Niamh noted very astutely in my writeup from the IDA show yesterday that I've never really explained what IDA is, exactly. Whoops! Sorry about that! Here's a quick rundown of what the world of intercollegiate dressage is all about:
IDA stands for the Intercollegiate Dressage Association. It's a coed, national organization open to undergraduate and graduate students at participating colleges and universities in the United States. While significantly smaller than the other main intercollegiate riding association (IHSA, or the Intercollegiate Horse Show Association, which does hunt seat equitation), IDA still boasts over 50 teams from different schools across the country.
There are four levels of competition offered. From lowest to highest, they are: Intro (can be asked to do Intro tests A and B), Lower Training (Intro C and Training 1), Upper Training (Training 2 and 3), and First (any First level test). Riders are placed into different levels based on their previous showing experience before joining IDA. There is a set form for determining level placement that takes a wide variety of disciplines into account from eventing to pony club to jumpers to dressage. For example, I was placed into First level because I had shown Intermediate level eventing and was a B level pony clubber. Another girl on our team placed into Upper Training because she had shown Training level USDF shows. Intro is for people with no show experience at all.
A team consists of one rider from each level. A school can field two teams at any given regular season show (though at Stanford we almost never have enough people). Riders who are not on a team are allowed to compete as individuals.
How Shows Work: General Stuff and the Draw

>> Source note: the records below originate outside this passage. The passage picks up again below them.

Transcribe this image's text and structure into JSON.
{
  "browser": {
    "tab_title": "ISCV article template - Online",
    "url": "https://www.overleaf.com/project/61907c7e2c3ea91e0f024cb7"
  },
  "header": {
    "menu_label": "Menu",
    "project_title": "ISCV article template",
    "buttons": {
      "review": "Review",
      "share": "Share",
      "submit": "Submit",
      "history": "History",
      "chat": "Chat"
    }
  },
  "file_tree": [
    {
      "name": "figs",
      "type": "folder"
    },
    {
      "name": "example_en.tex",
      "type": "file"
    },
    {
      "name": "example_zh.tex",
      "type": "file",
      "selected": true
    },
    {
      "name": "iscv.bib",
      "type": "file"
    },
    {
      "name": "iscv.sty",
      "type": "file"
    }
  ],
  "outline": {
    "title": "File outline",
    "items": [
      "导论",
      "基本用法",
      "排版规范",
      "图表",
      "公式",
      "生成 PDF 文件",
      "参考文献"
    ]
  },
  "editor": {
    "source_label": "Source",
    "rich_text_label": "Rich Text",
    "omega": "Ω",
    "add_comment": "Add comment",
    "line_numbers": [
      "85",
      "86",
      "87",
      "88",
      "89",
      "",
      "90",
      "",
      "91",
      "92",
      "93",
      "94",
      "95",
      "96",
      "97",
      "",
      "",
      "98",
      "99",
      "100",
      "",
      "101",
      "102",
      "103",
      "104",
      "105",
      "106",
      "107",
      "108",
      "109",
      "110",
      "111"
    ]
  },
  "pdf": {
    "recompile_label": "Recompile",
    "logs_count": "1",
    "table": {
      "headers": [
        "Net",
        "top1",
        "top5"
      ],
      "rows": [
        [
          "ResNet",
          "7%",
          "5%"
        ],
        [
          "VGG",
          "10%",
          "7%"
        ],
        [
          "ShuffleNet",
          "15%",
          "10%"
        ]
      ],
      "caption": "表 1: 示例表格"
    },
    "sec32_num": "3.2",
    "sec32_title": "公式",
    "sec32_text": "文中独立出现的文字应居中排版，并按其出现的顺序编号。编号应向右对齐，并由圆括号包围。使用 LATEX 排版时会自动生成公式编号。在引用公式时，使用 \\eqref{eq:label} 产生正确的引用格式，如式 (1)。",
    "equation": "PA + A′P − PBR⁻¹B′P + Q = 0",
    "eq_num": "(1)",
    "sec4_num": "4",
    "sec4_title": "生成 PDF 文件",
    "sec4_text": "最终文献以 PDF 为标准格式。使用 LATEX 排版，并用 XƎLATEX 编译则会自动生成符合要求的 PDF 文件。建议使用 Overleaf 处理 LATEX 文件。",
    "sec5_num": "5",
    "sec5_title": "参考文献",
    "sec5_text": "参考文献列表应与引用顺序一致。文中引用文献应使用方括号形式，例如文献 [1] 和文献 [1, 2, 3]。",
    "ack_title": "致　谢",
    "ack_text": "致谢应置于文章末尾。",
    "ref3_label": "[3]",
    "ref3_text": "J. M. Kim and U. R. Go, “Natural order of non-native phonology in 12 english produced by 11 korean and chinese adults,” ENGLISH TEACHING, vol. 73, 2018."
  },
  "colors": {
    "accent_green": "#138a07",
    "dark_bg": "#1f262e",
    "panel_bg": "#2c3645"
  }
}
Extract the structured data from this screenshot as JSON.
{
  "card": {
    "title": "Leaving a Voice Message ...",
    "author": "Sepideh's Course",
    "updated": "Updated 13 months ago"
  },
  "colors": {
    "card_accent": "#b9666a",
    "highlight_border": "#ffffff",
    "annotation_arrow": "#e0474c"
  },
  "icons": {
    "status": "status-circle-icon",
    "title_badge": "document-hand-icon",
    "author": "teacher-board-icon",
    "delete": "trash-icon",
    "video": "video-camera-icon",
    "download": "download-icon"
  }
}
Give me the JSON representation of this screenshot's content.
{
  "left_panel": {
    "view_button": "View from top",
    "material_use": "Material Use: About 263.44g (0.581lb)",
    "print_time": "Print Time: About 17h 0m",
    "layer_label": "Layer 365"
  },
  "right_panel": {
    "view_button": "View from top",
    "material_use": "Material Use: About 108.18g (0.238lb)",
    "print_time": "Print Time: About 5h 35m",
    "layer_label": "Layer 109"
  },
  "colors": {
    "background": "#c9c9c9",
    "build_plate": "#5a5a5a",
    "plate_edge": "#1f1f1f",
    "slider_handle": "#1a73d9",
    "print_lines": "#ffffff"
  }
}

Each geographical area of the US is split into regions. In California we are Region U, which means that Stanford competes against the other California schools with IDA teams. These are currently Cal Poly, UC Davis, and UC Santa Cruz. Each school hosts at least one show a year. The host school will provide the horses and venue (which means that when we go to Cal Poly we all ride Cal Poly's horses; when they come to us, they ride our horses, etc). What horse each rider gets is determined by a random draw system. The horses are sorted into groups of four with one horse per level (so, a group will have a 1st level, UT, LT and Intro horse) and then a team will draw one of these groups. The rider gets an opportunity to watch a parade of all the horses in the competition before she has to get on for her own ride, but it is likely that she will never have ridden the horse before (especially at an away show).
How Shows Work: Warmup and Riding
10 minutes before each rider's ride time, she is given permission to mount her horse and head into the warmup area. During this time a coach can help you and you can do whatever you want (within normal legal USDF rules) to acquaint yourself with your horse and get it as ring-ready as possible. Often I find that the first thing I assess is the general stop and go buttons, then try to figure how tired the horse is (sometimes a horse goes two or three times so by the time you get on it it's pretty cooked), then tailor my warmup from there. Fresh and minimal breaks? Lots of transitions and harder lateral work to try to get some submission installed before show time. Tired and behind the leg? Lots of walk breaks to try to conserve energy with short bursts of trot in between to get a little pop before it's time to go in. Practicing the test movements is the last thing if everything else is cooking along well (though it is good to test the halt etc just to avoid any nasty surprises). After 10 minutes, the steward sends you over and it's show time!
(As you might have deduced, I don't have any pictures of my riding at the last show. Here I am warming up at my first IDA show ever, also at Cal Poly, also on Dancer, but way back in November 2009. How time flies!)
The Scoring: Tests
The tests are scored just like regular dressage tests, though the rider's position mark is changed from a x1 coefficient to a x4 to try to reward good riding over fancy horses (which obviously in this format we don't have much control over). Good IDA judges also tend to reward clean, accurate tests that might be a little plain over flashy ones with bobbles, because again in this format accuracy and smoothness are something a rider can control, and the fanciness of her mount is not.
The Scoring: Team Competition
Each division is ranked and pinned like at a regular horse show. Then, each team member's place is converted into points and added to the team total. The points go like: 1st place - 7 points; 2nd place - 5 points; 3rd place - 4 points; 4th place - 3 points; 5th place - 2 points; and 6th place - 1 point. At the end of the day, the points from the 3 highest placing riders on each team (meaning that there is one drop score) are added up. This team total determines the team placing for the day. Additionally, the team totals add up cumulatively over the season, and the school with the highest season-end total qualifies to go to Nationals.
I think that about covers the basics. If you have any other questions, please let me know!
(IDA is fun!!)